Of the 30 percent who have not yet tried to apply for the program, one-third expect to do so in the next month, while 36 percent said they’re still considering it.
According to a Small Business Administration official, more than 465,000 loans totaling $120 billion had been approved as of Thursday afternoon. More than 3,800 lending institutions -- predominantly community banks -- have participated in the program.
Companies with no more than 500 employees may borrow up to 2.5 times their payroll, or up to $10 million, which can be used for payroll and other expenses, like insurance premiums, mortgages, rent or utilities through June 30. The loans, which are guaranteed by the federal government, will be fully forgiven if 75 percent of the money goes toward keeping workers employed, according to the SBA.

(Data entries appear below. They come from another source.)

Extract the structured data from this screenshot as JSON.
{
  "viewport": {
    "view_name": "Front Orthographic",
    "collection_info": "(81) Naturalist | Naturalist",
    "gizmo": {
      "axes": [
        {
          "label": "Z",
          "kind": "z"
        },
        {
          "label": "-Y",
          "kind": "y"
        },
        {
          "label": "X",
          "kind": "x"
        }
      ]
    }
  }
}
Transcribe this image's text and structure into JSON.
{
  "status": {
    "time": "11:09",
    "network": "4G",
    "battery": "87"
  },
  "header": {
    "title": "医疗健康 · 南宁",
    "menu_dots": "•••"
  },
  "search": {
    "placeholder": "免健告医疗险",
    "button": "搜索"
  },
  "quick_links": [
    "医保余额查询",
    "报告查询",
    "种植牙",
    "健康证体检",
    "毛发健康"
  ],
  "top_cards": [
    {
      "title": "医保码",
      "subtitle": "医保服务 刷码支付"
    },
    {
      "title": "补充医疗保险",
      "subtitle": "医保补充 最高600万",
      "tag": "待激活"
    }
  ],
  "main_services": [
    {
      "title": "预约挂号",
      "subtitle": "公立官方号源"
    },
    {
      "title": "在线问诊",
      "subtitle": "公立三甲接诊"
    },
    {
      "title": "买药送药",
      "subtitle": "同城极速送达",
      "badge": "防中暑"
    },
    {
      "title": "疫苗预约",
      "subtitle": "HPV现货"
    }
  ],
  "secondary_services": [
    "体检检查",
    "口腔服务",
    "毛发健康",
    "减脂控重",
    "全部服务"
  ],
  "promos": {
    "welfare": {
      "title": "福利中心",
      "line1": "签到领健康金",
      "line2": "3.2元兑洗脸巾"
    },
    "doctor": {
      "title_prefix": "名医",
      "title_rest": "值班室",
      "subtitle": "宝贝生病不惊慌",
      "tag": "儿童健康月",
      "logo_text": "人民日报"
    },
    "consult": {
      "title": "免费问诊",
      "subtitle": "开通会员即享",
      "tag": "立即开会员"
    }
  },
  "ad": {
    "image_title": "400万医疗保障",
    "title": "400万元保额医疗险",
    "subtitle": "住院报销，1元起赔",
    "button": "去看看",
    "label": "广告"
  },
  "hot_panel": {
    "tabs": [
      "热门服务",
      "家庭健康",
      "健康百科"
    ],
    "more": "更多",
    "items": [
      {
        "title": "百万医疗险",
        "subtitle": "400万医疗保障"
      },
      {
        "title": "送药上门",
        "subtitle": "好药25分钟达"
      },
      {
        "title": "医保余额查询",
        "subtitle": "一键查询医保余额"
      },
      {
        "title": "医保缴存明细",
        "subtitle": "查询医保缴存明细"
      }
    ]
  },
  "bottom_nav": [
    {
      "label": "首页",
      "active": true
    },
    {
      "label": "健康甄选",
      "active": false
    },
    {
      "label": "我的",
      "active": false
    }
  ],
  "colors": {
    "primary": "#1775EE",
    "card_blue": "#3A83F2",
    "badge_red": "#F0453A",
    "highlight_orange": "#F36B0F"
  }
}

Treasury Secretary Steven Mnuchin on Wednesday asked Congress to approve an additional $250 billion to replenish the loan program. On Thursday, however, Senate Democrats blocked an attempt by Majority Leader Mitch McConnell to unanimously pass the legislation, pushing for changes to the small business aid program and more emergency funding for hospitals and states. The Senate adjourned until Monday.
“Democrats are blocking a 251 Billion Dollar funding boost for Small Businesses which will help them keep their employees,” Trump wrote in a Friday morning tweet. “It should be for only that reason, with no additions. We should have a big Infrastructure Phase Four with Payroll Tax Cuts & more. Big Economic Bounceback!”